Below are records. Find each line in them that holds the word "Create" and copy it.

» Data for the task
************

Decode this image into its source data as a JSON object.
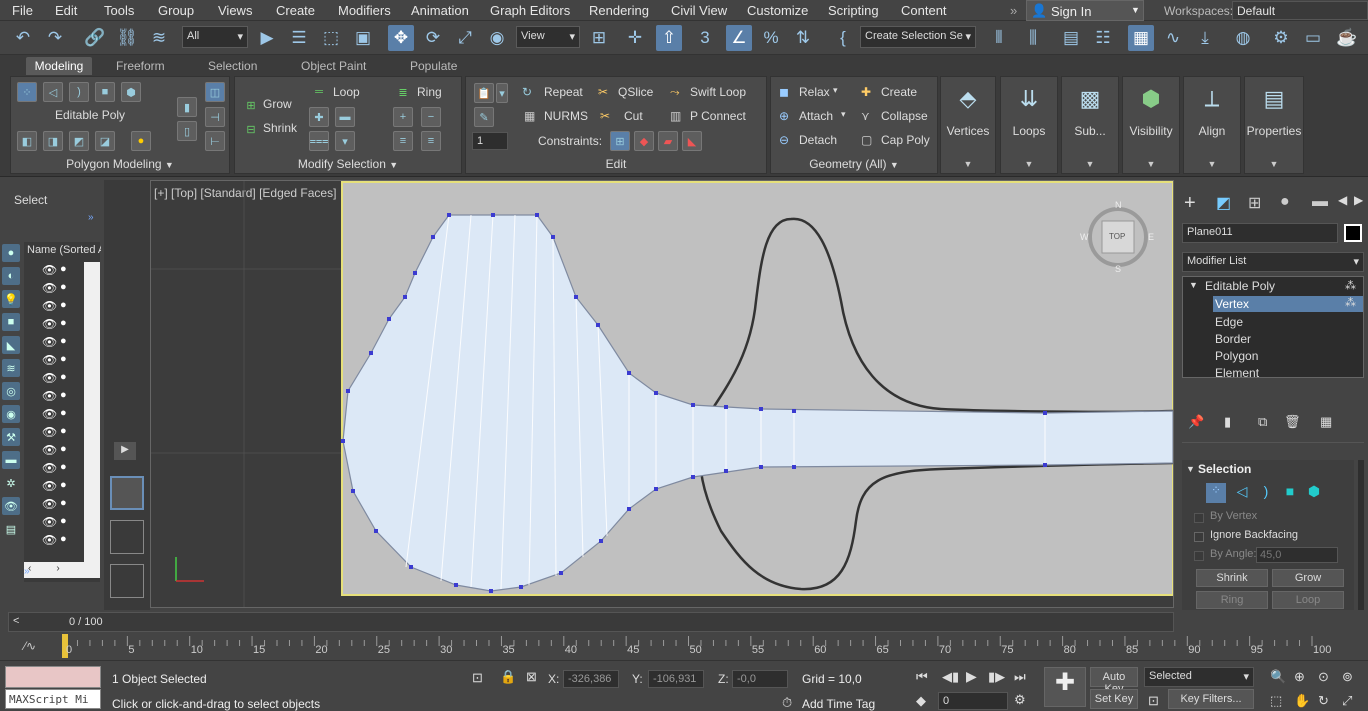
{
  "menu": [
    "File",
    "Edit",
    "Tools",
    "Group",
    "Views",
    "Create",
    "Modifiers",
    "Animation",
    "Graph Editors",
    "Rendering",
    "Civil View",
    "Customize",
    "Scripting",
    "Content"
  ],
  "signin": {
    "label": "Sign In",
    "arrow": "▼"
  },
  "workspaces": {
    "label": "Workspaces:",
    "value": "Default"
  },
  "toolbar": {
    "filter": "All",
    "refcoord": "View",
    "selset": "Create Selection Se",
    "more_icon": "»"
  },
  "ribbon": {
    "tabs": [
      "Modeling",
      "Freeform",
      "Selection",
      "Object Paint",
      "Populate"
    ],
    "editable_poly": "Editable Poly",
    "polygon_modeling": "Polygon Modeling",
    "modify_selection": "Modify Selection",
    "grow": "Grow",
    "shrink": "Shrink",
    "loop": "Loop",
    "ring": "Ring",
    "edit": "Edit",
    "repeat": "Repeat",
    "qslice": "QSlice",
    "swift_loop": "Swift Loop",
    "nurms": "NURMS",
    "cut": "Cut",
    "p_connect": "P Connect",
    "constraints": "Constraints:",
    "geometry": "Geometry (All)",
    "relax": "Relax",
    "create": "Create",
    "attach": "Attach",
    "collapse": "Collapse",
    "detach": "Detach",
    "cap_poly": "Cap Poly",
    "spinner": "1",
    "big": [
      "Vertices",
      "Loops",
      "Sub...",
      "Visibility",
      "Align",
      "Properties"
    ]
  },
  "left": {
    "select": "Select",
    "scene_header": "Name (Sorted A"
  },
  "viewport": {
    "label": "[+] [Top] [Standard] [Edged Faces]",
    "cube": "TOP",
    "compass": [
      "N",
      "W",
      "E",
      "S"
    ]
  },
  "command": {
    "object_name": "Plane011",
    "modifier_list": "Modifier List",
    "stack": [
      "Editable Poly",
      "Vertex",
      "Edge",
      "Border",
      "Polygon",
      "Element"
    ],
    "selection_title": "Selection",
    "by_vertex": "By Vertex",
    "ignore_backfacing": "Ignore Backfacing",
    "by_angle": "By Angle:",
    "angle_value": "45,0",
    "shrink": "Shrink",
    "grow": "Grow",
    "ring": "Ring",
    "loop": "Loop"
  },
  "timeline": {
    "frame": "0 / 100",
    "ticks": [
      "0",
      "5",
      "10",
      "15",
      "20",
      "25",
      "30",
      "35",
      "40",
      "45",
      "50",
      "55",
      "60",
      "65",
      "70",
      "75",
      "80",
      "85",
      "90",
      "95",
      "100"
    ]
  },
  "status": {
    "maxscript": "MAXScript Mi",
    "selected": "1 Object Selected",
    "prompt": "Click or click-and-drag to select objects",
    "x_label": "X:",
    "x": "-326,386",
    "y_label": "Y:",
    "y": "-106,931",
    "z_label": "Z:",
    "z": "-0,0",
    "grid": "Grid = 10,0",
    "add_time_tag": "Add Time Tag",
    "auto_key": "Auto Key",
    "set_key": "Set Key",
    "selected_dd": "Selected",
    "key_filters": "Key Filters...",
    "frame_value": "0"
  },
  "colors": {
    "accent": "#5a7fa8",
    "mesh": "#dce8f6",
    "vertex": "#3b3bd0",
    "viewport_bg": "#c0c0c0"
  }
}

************

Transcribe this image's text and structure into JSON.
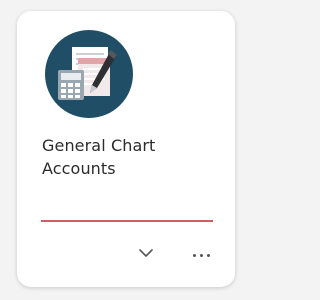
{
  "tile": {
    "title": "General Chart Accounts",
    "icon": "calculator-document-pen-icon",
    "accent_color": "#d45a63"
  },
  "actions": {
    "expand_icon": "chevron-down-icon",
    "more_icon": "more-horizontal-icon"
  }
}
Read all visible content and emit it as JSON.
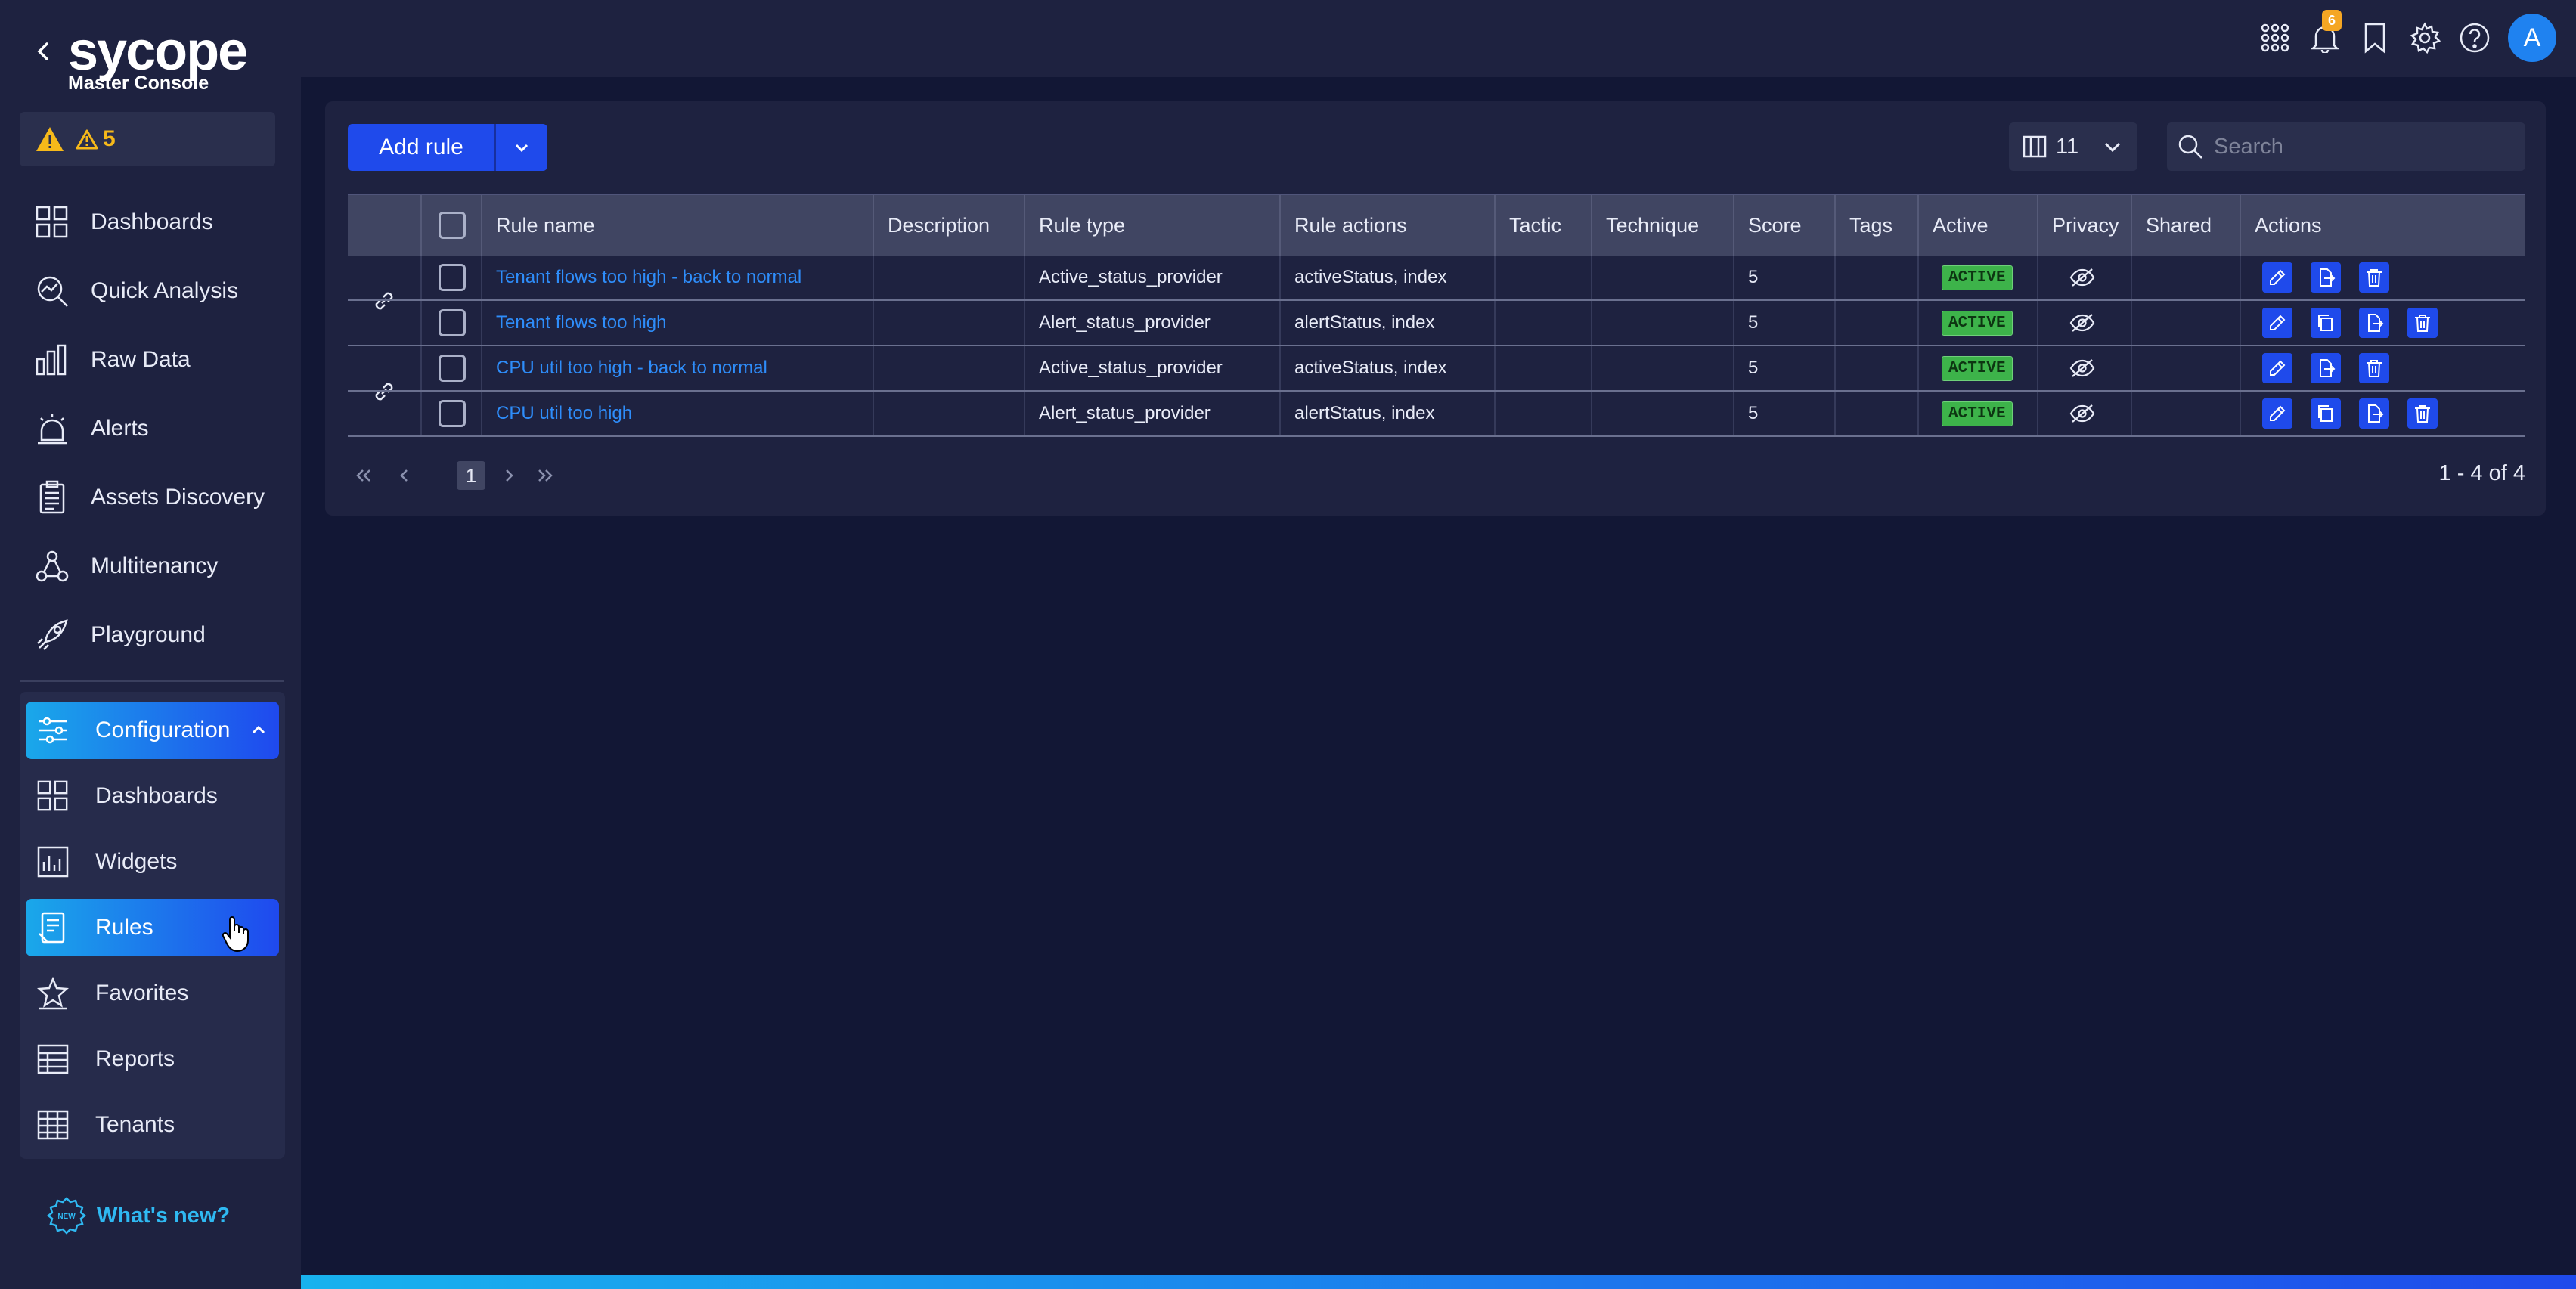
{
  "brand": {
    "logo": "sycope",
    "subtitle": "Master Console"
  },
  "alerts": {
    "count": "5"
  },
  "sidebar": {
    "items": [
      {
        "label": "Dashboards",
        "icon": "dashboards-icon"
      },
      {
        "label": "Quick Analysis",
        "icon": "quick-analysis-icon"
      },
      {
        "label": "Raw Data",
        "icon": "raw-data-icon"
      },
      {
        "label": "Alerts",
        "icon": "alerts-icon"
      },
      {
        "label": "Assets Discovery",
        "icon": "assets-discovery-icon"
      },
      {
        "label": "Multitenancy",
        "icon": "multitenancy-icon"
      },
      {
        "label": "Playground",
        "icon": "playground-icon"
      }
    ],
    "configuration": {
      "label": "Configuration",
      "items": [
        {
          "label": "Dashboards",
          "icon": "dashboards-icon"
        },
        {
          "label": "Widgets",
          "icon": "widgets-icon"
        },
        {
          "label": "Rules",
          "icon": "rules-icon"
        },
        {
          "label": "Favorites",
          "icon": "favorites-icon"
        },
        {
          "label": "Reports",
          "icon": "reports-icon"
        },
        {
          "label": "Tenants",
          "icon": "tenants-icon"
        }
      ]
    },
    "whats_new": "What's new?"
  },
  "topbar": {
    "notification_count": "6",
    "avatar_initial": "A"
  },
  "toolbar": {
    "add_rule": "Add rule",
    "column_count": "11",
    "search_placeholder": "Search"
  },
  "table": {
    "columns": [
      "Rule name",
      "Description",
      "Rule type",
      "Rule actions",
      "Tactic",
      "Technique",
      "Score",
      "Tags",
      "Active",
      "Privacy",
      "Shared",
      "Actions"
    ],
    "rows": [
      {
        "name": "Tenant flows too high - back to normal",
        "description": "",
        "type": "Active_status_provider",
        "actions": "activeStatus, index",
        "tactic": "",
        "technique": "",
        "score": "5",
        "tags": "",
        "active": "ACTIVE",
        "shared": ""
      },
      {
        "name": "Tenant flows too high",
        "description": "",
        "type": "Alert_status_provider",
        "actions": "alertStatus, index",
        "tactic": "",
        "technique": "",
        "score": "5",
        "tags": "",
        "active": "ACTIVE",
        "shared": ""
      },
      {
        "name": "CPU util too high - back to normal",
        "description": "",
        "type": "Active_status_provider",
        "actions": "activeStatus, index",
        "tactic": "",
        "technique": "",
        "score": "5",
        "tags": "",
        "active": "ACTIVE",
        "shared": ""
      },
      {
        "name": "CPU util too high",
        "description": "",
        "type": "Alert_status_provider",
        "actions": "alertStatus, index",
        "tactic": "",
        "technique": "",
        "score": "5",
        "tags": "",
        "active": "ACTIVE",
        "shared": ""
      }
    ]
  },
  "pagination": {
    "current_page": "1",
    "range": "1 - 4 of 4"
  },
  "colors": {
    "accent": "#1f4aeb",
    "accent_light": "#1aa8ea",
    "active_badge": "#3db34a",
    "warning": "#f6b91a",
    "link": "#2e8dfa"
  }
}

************

» Written answer
    "Create",
    "selset": "Create Selection Se",
    "create": "Create",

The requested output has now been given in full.